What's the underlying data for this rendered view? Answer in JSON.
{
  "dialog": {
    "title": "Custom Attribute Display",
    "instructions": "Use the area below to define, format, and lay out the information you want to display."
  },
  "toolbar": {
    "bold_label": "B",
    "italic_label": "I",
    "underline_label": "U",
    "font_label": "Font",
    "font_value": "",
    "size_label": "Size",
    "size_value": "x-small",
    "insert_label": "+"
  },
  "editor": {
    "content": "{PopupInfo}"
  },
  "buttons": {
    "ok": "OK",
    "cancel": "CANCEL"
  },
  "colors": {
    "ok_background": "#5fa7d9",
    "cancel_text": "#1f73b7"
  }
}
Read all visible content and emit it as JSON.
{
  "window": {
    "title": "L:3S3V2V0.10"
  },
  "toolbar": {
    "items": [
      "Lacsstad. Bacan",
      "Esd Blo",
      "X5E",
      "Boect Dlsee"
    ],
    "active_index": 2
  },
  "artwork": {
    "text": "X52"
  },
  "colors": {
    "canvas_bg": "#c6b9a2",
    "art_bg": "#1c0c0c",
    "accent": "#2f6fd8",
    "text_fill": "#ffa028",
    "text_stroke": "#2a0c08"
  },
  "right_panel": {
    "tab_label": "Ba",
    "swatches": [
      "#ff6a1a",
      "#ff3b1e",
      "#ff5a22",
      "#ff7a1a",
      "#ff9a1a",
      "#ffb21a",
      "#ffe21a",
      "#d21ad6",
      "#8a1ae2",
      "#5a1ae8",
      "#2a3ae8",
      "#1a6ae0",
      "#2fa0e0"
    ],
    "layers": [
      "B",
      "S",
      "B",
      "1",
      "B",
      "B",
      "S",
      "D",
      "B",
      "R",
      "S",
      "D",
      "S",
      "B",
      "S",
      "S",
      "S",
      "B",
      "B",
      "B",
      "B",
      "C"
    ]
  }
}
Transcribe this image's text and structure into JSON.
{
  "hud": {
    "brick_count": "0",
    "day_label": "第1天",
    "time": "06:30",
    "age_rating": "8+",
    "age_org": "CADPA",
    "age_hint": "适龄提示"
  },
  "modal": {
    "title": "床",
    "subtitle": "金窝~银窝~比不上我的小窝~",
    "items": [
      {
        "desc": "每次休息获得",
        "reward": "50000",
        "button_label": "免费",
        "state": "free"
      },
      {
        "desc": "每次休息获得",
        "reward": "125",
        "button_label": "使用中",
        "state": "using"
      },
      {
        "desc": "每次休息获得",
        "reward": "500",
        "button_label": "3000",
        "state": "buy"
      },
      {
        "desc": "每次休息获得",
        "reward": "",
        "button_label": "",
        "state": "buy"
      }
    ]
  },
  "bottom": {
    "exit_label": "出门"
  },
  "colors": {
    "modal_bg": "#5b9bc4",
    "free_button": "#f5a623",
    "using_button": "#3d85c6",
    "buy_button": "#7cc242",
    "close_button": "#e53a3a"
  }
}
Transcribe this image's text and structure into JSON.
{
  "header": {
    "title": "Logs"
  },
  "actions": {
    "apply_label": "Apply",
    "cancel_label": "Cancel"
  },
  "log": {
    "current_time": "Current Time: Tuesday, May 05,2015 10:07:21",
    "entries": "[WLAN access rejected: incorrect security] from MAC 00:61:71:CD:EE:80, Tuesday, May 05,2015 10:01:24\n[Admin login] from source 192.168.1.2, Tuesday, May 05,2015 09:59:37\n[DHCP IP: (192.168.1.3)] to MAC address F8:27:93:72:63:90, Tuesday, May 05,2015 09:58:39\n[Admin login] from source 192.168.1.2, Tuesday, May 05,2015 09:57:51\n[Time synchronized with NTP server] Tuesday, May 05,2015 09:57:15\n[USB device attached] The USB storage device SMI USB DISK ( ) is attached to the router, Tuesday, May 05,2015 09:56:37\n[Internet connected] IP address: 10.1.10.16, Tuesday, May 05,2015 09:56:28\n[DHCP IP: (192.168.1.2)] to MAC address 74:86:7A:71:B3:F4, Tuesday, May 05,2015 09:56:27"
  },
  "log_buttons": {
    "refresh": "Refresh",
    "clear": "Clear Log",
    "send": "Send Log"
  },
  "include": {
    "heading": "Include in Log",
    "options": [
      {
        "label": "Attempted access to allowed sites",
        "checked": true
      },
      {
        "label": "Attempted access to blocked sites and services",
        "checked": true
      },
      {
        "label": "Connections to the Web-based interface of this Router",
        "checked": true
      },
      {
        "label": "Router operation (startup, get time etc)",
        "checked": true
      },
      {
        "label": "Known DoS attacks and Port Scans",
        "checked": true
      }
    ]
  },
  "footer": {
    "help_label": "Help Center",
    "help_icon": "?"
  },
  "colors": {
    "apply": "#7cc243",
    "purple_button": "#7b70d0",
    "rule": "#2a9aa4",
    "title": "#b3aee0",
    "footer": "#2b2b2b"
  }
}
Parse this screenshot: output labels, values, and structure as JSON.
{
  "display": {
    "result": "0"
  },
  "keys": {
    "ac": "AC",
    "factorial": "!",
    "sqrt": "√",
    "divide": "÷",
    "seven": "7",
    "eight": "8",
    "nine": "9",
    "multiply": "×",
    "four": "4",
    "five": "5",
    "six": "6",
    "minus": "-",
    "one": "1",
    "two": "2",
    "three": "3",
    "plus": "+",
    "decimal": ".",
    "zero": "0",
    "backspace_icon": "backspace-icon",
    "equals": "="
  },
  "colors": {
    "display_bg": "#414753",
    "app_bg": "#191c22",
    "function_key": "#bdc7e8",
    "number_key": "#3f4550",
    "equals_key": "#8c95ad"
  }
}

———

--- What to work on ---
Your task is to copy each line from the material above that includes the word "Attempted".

--- Task solution ---
        "label": "Attempted access to allowed sites",
        "label": "Attempted access to blocked sites and services",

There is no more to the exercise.